Other young people, whilst recognising that things are difficult, have more mixed feelings about coming.  They don't see how talking will help.  They are nervous that it will be awkward or that they won't know what to say.  

Others feel stronger still, they don't want to talk about it.  They hate talking about it.  It makes them feel worse.  

 

Maybe even some young people don't want to change:  Their Mum or Dad thinks it is a problem that they don't want to go to school or aren't eating enough or that they have habits or routines, but they don't think its a problem.  

As Psychologists and Psychotherapists we sometimes spend all day listening to and talking with young people.  We don't think its odd at all!
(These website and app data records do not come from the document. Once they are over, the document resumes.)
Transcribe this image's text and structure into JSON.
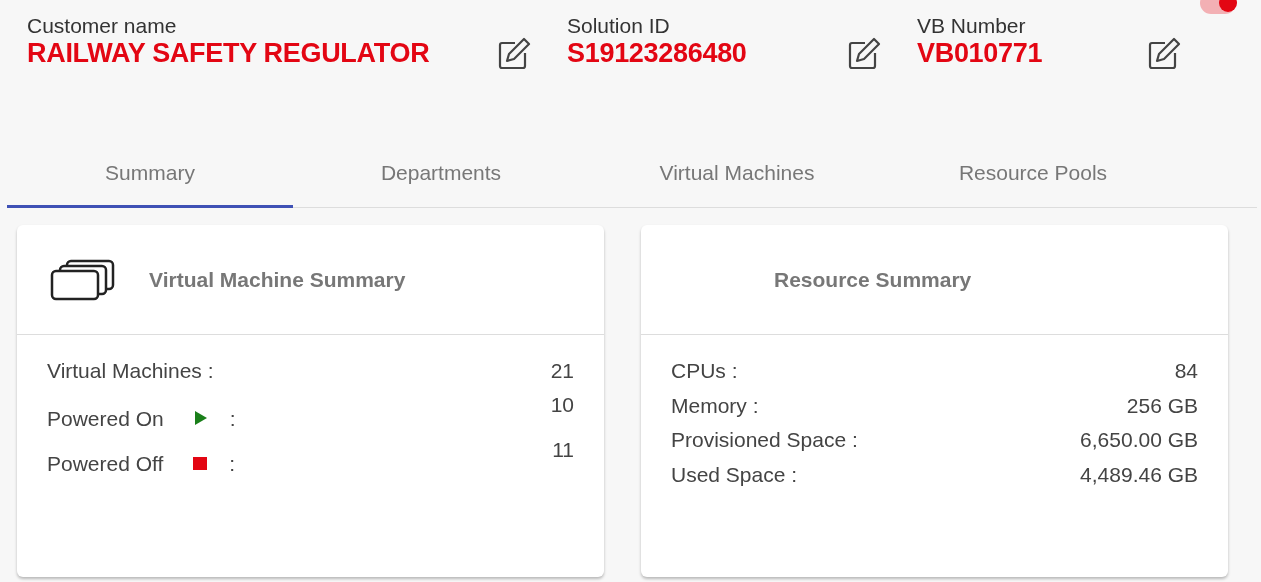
{
  "toggle": {
    "on": true
  },
  "header_fields": [
    {
      "label": "Customer name",
      "value": "RAILWAY SAFETY REGULATOR"
    },
    {
      "label": "Solution ID",
      "value": "S19123286480"
    },
    {
      "label": "VB Number",
      "value": "VB010771"
    }
  ],
  "tabs": [
    {
      "label": "Summary",
      "selected": true
    },
    {
      "label": "Departments",
      "selected": false
    },
    {
      "label": "Virtual Machines",
      "selected": false
    },
    {
      "label": "Resource Pools",
      "selected": false
    }
  ],
  "vm_summary": {
    "title": "Virtual Machine Summary",
    "rows": [
      {
        "kind": "plain",
        "label": "Virtual Machines :",
        "value": "21"
      },
      {
        "kind": "on",
        "label": "Powered On",
        "separator": ":",
        "value": "10"
      },
      {
        "kind": "off",
        "label": "Powered Off",
        "separator": ":",
        "value": "11"
      }
    ]
  },
  "resource_summary": {
    "title": "Resource Summary",
    "rows": [
      {
        "label": "CPUs :",
        "value": "84"
      },
      {
        "label": "Memory :",
        "value": "256 GB"
      },
      {
        "label": "Provisioned Space :",
        "value": "6,650.00 GB"
      },
      {
        "label": "Used Space :",
        "value": "4,489.46 GB"
      }
    ]
  }
}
We like it!  We can reassure you that it won't be awkward or difficult.  Its perfectly OK if you don't know what to say, and we will ask you questions or suggest things we should talk about.  Sometimes the questions we ask or the topics we talk about are upsetting and difficult, but we can take it slow, and go at the right pace for you.  Lots of young people like it that we spend a lot of time trying to understand things from their perspective: Trying to see things as they do.  That means mostly young people feel that we are "on their side" and "understand them".  This is key to therapy going well.  So, sometimes when children and adolescents who have mixed or negative feelings about coming to therapy, find that they actually quite like it.  

 

We will try to set goals that both you, your parents and we can sign up to, and think about changing things that will make things better for you in the long term (but are sometimes really hard in the short term).  Sometimes it is "just talking", but sometimes we will encourage you to try out new behaviours between sessions, or write things down so we can talk about them more effectively next time.  We will talk to you about what we keep private in the session and what gets shared with your parents.